Medical therapy with methotrexate, either as a single- or multiple-dose regimen, is an option for women with ectopic pregnancy, who have minimal symptoms, are clinically stable and have a serum hCG level of < 3000 IU/L. If medical therapy is offered, women should be given verbal and written information about the possible need for further treatment, the need to avoid pregnancy for 3 months after the last dose of methotrexate, adverse effects following treatment. Women should be able to return easily for assessment at any time during follow-up.
Surgery should be considered for women who have an adnexal mass > 4 cm; an ectopic with a positive fetal heart; significant free fluid in the Pouch of Douglas; serum hCG > 3000 IU/L (depending upon local guideline) or symptoms consistent with pain or bleeding from an ectopic pregnancy.
Expectant management is an option for clinically stable asymptomatic women with an ultrasound diagnosis of ectopic pregnancy and a decreasing serum hCG, initially less than 1500 IU/L.

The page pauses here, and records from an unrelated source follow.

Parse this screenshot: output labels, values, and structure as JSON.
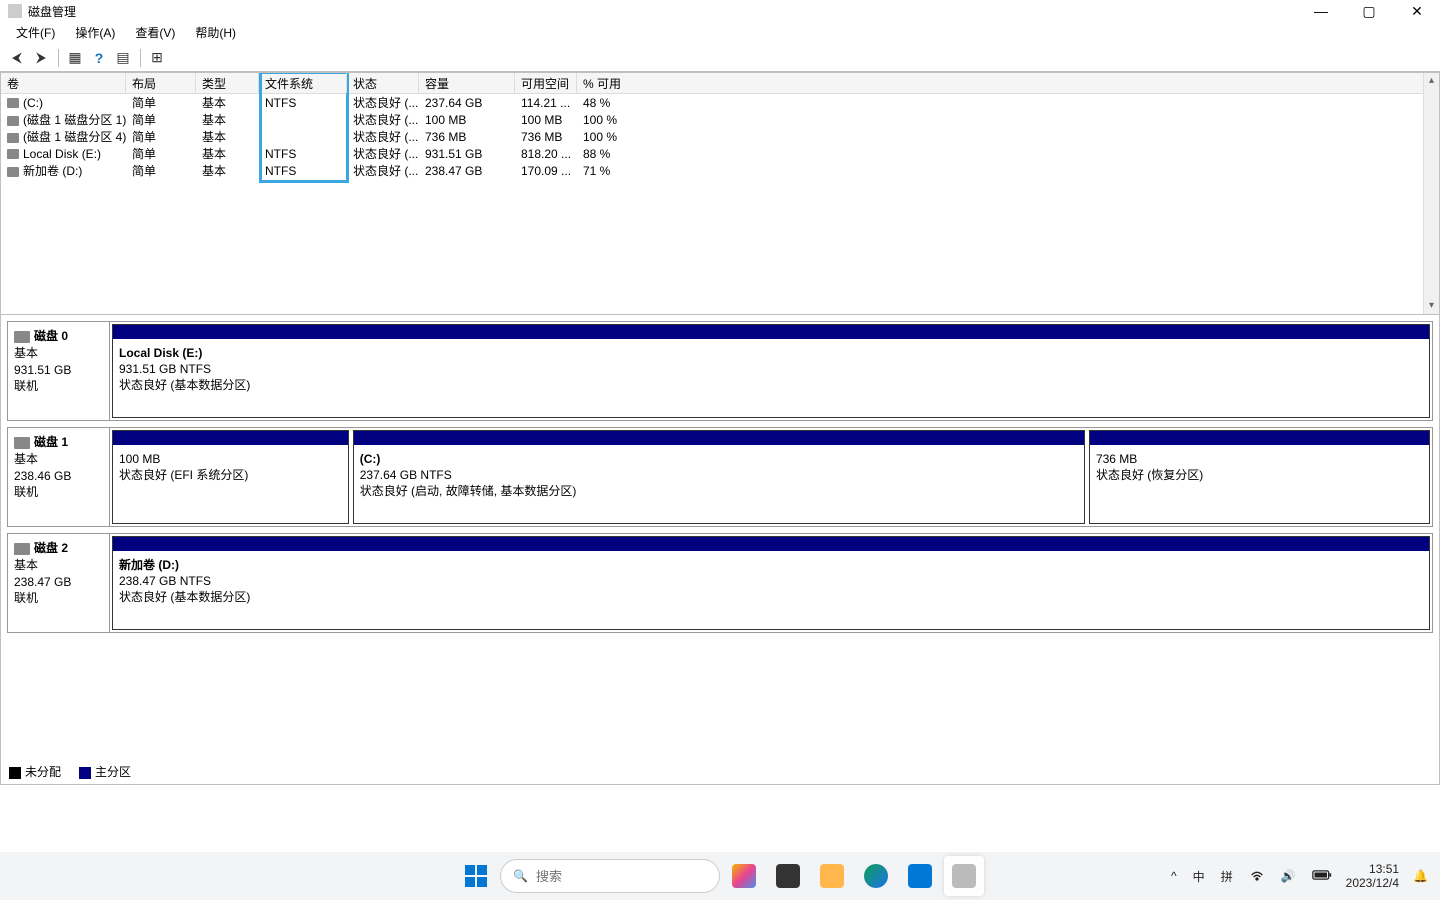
{
  "window": {
    "title": "磁盘管理"
  },
  "menu": {
    "file": "文件(F)",
    "action": "操作(A)",
    "view": "查看(V)",
    "help": "帮助(H)"
  },
  "columns": {
    "volume": "卷",
    "layout": "布局",
    "type": "类型",
    "fs": "文件系统",
    "status": "状态",
    "capacity": "容量",
    "free": "可用空间",
    "pct": "% 可用"
  },
  "volumes": [
    {
      "name": "(C:)",
      "layout": "简单",
      "type": "基本",
      "fs": "NTFS",
      "status": "状态良好 (...",
      "capacity": "237.64 GB",
      "free": "114.21 ...",
      "pct": "48 %"
    },
    {
      "name": "(磁盘 1 磁盘分区 1)",
      "layout": "简单",
      "type": "基本",
      "fs": "",
      "status": "状态良好 (...",
      "capacity": "100 MB",
      "free": "100 MB",
      "pct": "100 %"
    },
    {
      "name": "(磁盘 1 磁盘分区 4)",
      "layout": "简单",
      "type": "基本",
      "fs": "",
      "status": "状态良好 (...",
      "capacity": "736 MB",
      "free": "736 MB",
      "pct": "100 %"
    },
    {
      "name": "Local Disk (E:)",
      "layout": "简单",
      "type": "基本",
      "fs": "NTFS",
      "status": "状态良好 (...",
      "capacity": "931.51 GB",
      "free": "818.20 ...",
      "pct": "88 %"
    },
    {
      "name": "新加卷 (D:)",
      "layout": "简单",
      "type": "基本",
      "fs": "NTFS",
      "status": "状态良好 (...",
      "capacity": "238.47 GB",
      "free": "170.09 ...",
      "pct": "71 %"
    }
  ],
  "disks": [
    {
      "label": "磁盘 0",
      "type": "基本",
      "size": "931.51 GB",
      "status": "联机",
      "parts": [
        {
          "name": "Local Disk  (E:)",
          "detail": "931.51 GB NTFS",
          "status": "状态良好 (基本数据分区)",
          "flex": 1
        }
      ]
    },
    {
      "label": "磁盘 1",
      "type": "基本",
      "size": "238.46 GB",
      "status": "联机",
      "parts": [
        {
          "name": "",
          "detail": "100 MB",
          "status": "状态良好 (EFI 系统分区)",
          "flex": 0.18
        },
        {
          "name": "(C:)",
          "detail": "237.64 GB NTFS",
          "status": "状态良好 (启动, 故障转储, 基本数据分区)",
          "flex": 0.56
        },
        {
          "name": "",
          "detail": "736 MB",
          "status": "状态良好 (恢复分区)",
          "flex": 0.26
        }
      ]
    },
    {
      "label": "磁盘 2",
      "type": "基本",
      "size": "238.47 GB",
      "status": "联机",
      "parts": [
        {
          "name": "新加卷  (D:)",
          "detail": "238.47 GB NTFS",
          "status": "状态良好 (基本数据分区)",
          "flex": 1
        }
      ]
    }
  ],
  "legend": {
    "unalloc": "未分配",
    "primary": "主分区"
  },
  "search": {
    "placeholder": "搜索"
  },
  "tray": {
    "ime1": "中",
    "ime2": "拼",
    "time": "13:51",
    "date": "2023/12/4"
  }
}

When serum hCG levels are below the discriminatory zone (< 1000 IU/L) and there is no pregnancy (intra- or extrauterine) visible on transvaginal ultrasound scan, the pregnancy can be described as being of unknown location (pregnancy of unknown location or PUL). Using an initial upper level of serum hCG of 1000–1500 IU/L to diagnose PUL, women with minimal or no symptoms but at risk of ectopic pregnancy should be managed expectantly with 48-h follow-up and should be considered for active intervention if symptoms of ectopic pregnancy occur, serum hCG levels rise above the discriminatory level (1500 IU/L) or levels start to plateau. Conservative management is particularly appropriate in those with a low progesterone level (< 20 nmol/L). Intervention has been shown to be required in 20–30% of cases of PUL. If women are managed expectantly, serial serum hCG measurements should be performed until hCG levels are < 5 or 15 IU/L. In addition, women selected for expectant management of PUL should be given clear information about the importance of compliance with follow-up and should be within easy access of the unit treating them.
Non-sensitized women who are rhesus negative with a confirmed or suspected ectopic pregnancy, should receive anti-D immunoglobulin.

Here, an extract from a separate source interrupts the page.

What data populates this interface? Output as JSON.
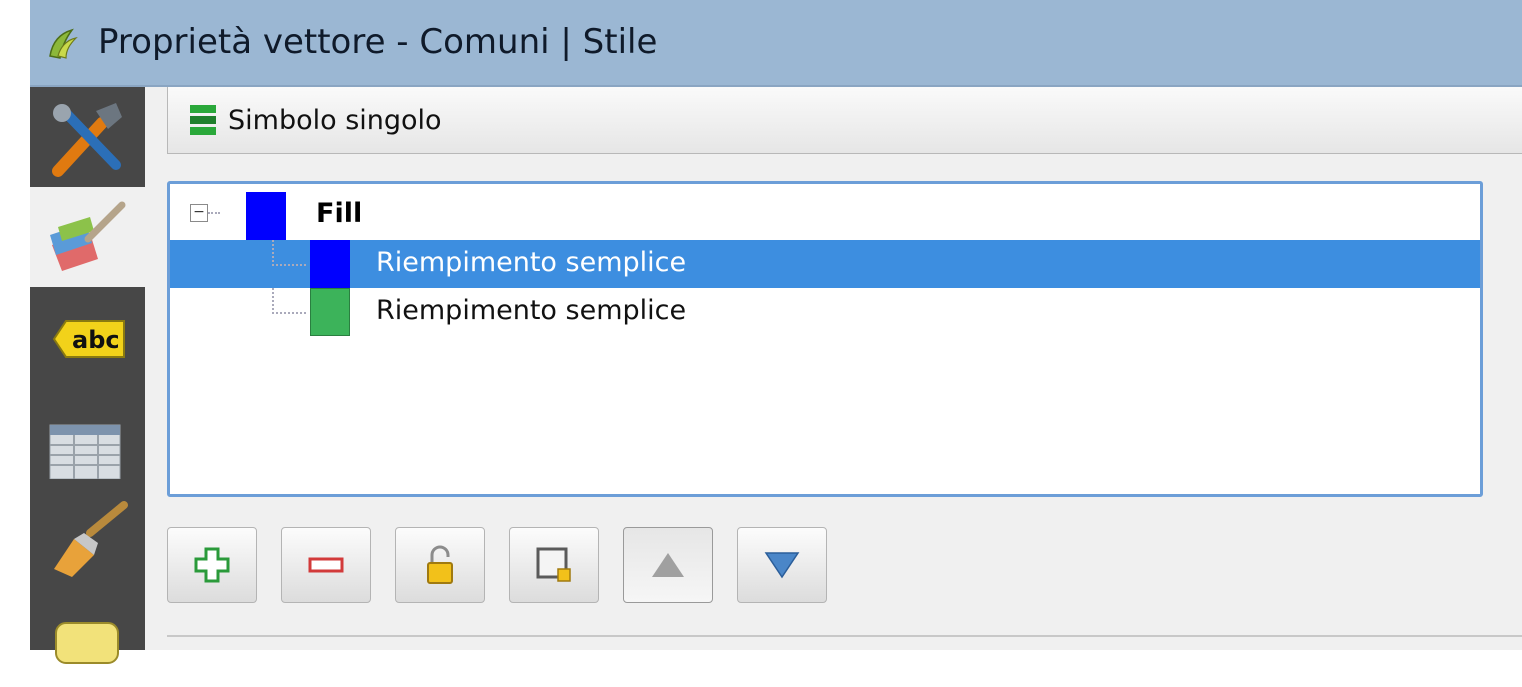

For most miscarriages, whether sporadic or recurrent, no specific cause can be found. Competent management of the acute episode, supportive care and timely investigation of women with recurrent miscarriage are the mainstays of treatment.

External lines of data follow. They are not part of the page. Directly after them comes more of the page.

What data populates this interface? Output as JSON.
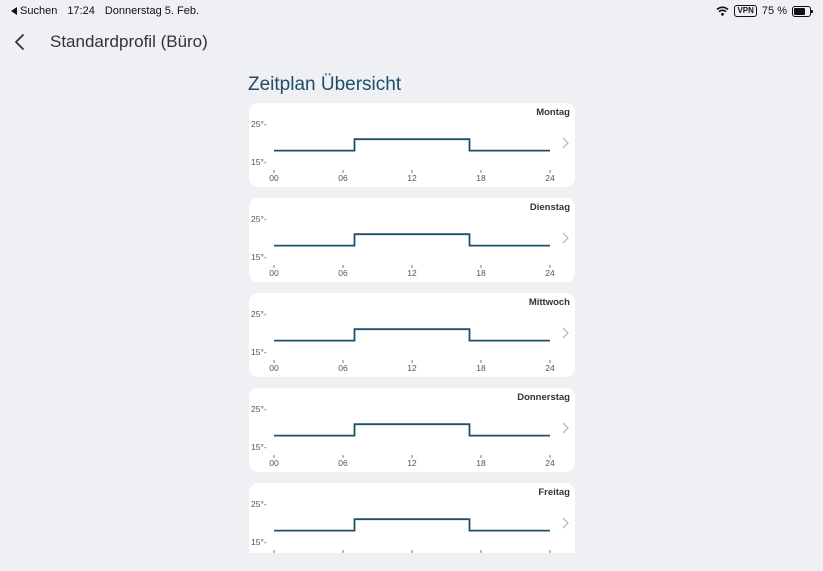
{
  "status_bar": {
    "back_app": "Suchen",
    "time": "17:24",
    "date": "Donnerstag 5. Feb.",
    "vpn": "VPN",
    "battery_text": "75 %",
    "battery_level": 0.75
  },
  "nav": {
    "title": "Standardprofil (Büro)"
  },
  "section_title": "Zeitplan Übersicht",
  "schedule": {
    "y_ticks": [
      "25°-",
      "15°-"
    ],
    "x_ticks": [
      "00",
      "06",
      "12",
      "18",
      "24"
    ],
    "days": [
      {
        "label": "Montag"
      },
      {
        "label": "Dienstag"
      },
      {
        "label": "Mittwoch"
      },
      {
        "label": "Donnerstag"
      },
      {
        "label": "Freitag"
      }
    ]
  },
  "chart_data": {
    "type": "line",
    "step": true,
    "xlabel": "",
    "ylabel": "",
    "xlim": [
      0,
      24
    ],
    "ylim": [
      15,
      25
    ],
    "x_ticks": [
      "00",
      "06",
      "12",
      "18",
      "24"
    ],
    "y_ticks": [
      "15°",
      "25°"
    ],
    "series": [
      {
        "x": [
          0,
          7,
          7,
          17,
          17,
          24
        ],
        "y": [
          18,
          18,
          21,
          21,
          18,
          18
        ]
      }
    ],
    "color": "#1f4e6b"
  }
}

• Miscarriage is the loss of a pregnancy before 24 weeks’ gestation (WHO fetus < 500 g).
• There are few successful interventions for preventing miscarriage and management is centred on accurate diagnosis, counselling and minimizing complications.
• Care must be taken to avoid uterine evacuation if there is any possibility of viability. It should not be assumed that the pregnancy is non-viable simply because the gestation does not agree with the expected dates. A wait and see approach must be adopted until diagnosis is certain.
• There should be a low threshold of suspicion for ectopic pregnancy.
• Ultrasound services provided by early pregnancy assessment units represent the most relevant initial investigation and appropriate care setting for the vast majority of women experiencing bleeding and/or pain in early pregnancy.
• An empty uterus and a positive pregnancy test should suggest an ectopic until proven otherwise.